One saint, three Furies and a thousand miracles from Winchester around 1000
One of ensemble Dialogos’s favourite repertoires – early medieval polyphony from Winchester (10th–11th c.) – is at the origin of this programme. Through the voice of Wulfstan the Cantor, we follow the path of a penitent man haunted by his visionary or terrifying dreams, trying to escape from three raging Furies, wild like wolves, and finally finding salvation from Swithun, saint of all miracles.
Excerpts from the premiere at the Royaumont Foundation on 7th September 2013 (ensemble-in-residence 2011-2014).
The cult of Saint Swithun started when the bishop of Winchester, Aethelwold, transfered the relics of the saint to the Old Minster and celebrated there a sumptuous ceremony on July 15th 971. Thus started an important tradition which transformed this local saint into a sort of Anglo-Saxon medieval Superman, celebrated in the vitruosic Narratio metrica de S. Swithuno by Wulfstan, famous cantor at Winchester cathedral at the end of the 10th century.

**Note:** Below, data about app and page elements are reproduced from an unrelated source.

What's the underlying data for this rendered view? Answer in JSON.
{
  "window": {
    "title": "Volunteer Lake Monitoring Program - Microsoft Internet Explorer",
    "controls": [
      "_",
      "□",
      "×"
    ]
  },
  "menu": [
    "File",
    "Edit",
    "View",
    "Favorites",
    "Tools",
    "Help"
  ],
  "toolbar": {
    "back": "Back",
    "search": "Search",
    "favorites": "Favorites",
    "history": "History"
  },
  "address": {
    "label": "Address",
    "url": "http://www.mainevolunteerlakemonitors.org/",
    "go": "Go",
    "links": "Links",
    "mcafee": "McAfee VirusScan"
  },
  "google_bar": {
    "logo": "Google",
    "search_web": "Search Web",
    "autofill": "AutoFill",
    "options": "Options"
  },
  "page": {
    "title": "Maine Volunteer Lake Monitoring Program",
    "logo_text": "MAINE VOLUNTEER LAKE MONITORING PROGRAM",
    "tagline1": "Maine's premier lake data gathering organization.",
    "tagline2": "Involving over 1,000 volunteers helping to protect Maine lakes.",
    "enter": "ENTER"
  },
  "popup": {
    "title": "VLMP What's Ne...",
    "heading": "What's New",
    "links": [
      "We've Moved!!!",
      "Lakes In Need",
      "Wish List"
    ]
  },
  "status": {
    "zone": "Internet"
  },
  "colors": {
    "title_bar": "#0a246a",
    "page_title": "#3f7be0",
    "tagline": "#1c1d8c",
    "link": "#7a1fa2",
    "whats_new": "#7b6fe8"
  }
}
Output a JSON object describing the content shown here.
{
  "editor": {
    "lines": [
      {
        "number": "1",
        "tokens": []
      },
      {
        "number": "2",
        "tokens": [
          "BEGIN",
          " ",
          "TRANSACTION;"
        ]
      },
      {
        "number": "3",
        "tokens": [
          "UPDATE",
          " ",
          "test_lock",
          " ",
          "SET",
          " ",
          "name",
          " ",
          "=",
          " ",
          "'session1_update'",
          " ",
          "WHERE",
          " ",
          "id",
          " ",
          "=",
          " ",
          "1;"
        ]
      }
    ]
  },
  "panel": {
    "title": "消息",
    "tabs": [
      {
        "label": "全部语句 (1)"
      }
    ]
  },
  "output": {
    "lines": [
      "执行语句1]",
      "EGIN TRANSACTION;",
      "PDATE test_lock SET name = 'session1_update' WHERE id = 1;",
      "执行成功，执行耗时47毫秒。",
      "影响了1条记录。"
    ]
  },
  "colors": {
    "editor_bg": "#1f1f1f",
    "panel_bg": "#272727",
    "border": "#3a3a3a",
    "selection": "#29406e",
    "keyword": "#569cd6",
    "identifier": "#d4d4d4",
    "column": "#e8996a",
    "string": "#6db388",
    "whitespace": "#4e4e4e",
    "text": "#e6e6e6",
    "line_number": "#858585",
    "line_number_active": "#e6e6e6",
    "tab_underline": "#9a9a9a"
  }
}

The Winchester Troper (early 11th c.) conserves a number of pieces witnessing to, among which a series of virtuosic melodies in honour of Saint Swithun.
The Miracle of three Furies from this marvellous poem is in the centre of our programme, conceived as a narrative musical theatre project. Three Furies present themselves as three terrifying, naked and vulgar women. They attack a poor man who loses the use of his legs, just after having seen them. He arrives at the gate of Winchester and meets there a man dressed in white. After a series of visions during three nights, the man in white takes our poor man in his hands and steals from him a shoe, which nobody will be able to find. The man remains there as a poor Cinderella, with no shoe, but healed...
Through this initiatory and tender story, where dreams and fantasies build a liberating and exhilarating musical path, Dialogos proposes a creation in which the rich polyphonic tradition from the Winchester Troper dialogues with virtuosic improvisations in a style that Winchester cantors could have heard in their abbey around 1000.